PROBLEM TO WORK ON:
Find the lines holding the string "this" in the data, then copy all of them.

MATERIALS PROVIDED:
■ ■ ■ ■

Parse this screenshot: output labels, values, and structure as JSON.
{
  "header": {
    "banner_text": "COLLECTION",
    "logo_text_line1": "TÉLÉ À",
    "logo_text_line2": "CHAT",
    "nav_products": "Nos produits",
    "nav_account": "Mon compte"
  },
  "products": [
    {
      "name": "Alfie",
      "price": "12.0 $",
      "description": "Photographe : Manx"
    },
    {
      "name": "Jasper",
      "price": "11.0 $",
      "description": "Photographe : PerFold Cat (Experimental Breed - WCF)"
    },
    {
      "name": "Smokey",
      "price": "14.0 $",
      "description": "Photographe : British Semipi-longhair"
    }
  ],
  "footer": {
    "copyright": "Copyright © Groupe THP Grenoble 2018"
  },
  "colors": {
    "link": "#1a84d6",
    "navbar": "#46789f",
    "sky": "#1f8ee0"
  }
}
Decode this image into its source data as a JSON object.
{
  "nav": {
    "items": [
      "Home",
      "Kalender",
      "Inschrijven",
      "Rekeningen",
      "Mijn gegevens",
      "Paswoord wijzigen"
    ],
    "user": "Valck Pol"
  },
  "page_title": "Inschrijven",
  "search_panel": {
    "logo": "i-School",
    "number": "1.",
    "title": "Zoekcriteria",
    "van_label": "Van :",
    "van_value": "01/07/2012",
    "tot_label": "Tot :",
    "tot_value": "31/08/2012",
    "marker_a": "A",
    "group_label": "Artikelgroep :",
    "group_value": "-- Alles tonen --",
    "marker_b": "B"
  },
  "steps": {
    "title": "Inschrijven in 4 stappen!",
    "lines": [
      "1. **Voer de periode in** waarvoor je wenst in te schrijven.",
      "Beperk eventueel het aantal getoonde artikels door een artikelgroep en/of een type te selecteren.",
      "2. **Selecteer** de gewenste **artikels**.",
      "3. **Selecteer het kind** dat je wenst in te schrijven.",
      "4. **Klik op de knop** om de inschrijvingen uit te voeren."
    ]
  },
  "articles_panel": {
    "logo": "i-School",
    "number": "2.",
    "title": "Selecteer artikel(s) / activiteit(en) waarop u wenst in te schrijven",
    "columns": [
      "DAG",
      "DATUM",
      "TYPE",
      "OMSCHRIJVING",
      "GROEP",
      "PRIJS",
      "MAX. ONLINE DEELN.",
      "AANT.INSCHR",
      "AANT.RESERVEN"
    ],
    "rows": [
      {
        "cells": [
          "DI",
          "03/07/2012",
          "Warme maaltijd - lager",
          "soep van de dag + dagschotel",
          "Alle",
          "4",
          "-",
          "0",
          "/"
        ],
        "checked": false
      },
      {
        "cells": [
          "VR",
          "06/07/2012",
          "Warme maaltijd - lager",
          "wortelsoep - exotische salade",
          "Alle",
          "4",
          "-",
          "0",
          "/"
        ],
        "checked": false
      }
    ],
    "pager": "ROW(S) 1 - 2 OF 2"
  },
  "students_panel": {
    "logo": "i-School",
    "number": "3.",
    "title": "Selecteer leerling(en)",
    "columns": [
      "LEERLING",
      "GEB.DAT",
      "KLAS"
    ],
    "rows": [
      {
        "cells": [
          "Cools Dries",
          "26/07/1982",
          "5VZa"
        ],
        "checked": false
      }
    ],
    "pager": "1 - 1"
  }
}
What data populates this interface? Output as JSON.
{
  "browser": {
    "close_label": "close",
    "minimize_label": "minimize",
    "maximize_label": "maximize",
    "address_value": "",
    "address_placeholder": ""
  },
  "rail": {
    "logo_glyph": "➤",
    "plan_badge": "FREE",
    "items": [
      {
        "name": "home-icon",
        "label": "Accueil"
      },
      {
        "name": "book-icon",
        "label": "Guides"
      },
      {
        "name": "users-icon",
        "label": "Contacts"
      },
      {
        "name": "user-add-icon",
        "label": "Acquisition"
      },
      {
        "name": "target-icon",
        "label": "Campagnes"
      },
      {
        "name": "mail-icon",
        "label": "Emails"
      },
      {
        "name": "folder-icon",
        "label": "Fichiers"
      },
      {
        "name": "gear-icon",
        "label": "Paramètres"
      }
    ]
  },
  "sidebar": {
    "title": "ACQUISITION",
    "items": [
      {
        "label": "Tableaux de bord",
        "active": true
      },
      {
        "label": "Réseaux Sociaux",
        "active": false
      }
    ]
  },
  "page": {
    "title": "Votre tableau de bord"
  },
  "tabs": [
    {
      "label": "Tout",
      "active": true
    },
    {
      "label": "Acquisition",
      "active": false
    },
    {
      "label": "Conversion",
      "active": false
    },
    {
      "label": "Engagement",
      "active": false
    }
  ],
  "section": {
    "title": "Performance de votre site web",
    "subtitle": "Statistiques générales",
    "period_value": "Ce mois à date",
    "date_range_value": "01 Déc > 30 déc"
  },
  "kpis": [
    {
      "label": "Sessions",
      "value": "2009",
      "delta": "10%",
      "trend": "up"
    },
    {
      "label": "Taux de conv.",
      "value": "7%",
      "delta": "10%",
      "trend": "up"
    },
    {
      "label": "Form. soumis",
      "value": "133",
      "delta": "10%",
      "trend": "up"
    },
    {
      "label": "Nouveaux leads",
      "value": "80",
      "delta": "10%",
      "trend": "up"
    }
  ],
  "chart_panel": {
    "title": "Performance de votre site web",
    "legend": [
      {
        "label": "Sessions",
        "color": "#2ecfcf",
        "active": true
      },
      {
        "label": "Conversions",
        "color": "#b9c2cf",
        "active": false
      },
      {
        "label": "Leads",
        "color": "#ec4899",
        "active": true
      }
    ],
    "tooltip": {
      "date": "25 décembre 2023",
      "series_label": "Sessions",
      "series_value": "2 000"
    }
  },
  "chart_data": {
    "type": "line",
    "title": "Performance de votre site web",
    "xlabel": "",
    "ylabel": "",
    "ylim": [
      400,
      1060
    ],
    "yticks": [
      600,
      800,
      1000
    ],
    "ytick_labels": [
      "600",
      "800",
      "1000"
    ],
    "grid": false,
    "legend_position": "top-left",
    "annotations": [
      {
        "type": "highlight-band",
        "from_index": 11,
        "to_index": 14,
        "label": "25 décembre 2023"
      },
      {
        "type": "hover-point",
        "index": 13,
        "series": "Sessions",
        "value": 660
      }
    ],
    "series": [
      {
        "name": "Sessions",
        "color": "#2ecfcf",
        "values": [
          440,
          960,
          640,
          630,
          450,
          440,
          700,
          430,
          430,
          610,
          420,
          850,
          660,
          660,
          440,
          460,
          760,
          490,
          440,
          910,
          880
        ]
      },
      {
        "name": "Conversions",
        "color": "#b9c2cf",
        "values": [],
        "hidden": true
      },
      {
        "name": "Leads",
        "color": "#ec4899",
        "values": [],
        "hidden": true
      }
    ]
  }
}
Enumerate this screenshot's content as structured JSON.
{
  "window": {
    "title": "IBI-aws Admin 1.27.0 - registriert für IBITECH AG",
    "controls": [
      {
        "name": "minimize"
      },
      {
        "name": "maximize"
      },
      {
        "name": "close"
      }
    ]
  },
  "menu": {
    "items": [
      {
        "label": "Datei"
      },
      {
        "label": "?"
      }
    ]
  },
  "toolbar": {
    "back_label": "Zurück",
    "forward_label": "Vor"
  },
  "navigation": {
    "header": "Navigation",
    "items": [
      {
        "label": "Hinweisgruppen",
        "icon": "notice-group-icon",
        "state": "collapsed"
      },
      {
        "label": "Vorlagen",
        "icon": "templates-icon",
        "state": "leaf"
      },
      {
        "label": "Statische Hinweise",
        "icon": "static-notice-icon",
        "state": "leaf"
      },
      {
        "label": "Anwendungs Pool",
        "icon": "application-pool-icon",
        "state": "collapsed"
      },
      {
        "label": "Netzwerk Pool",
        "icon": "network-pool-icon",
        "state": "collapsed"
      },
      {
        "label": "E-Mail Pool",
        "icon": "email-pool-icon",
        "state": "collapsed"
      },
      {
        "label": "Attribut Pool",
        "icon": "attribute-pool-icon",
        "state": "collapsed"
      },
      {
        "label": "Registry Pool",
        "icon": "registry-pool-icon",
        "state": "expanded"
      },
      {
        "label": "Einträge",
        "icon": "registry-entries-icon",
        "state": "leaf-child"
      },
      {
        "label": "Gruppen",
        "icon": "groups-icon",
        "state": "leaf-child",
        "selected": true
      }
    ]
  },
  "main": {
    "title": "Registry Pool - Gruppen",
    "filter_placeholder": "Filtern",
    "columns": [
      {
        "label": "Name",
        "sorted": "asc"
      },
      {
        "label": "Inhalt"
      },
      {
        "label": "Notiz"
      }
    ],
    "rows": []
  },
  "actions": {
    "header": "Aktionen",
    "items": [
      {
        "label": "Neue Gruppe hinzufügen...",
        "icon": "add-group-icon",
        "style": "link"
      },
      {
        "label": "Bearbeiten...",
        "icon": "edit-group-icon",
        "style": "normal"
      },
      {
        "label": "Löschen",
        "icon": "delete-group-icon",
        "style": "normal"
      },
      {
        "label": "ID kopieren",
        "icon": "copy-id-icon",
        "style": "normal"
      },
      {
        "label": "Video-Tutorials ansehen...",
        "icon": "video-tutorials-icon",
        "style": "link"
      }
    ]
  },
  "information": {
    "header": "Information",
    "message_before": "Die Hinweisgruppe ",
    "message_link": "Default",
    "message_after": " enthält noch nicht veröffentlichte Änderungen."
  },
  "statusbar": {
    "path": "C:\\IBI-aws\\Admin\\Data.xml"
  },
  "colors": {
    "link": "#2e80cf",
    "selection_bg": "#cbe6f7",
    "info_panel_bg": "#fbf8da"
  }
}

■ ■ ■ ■

RESPONSE AREA:
Parse this screenshot: output labels, values, and structure as JSON.
Decode this image into its source data as a JSON object.
What data populates this interface? Output as JSON.
Enumerate this screenshot's content as structured JSON.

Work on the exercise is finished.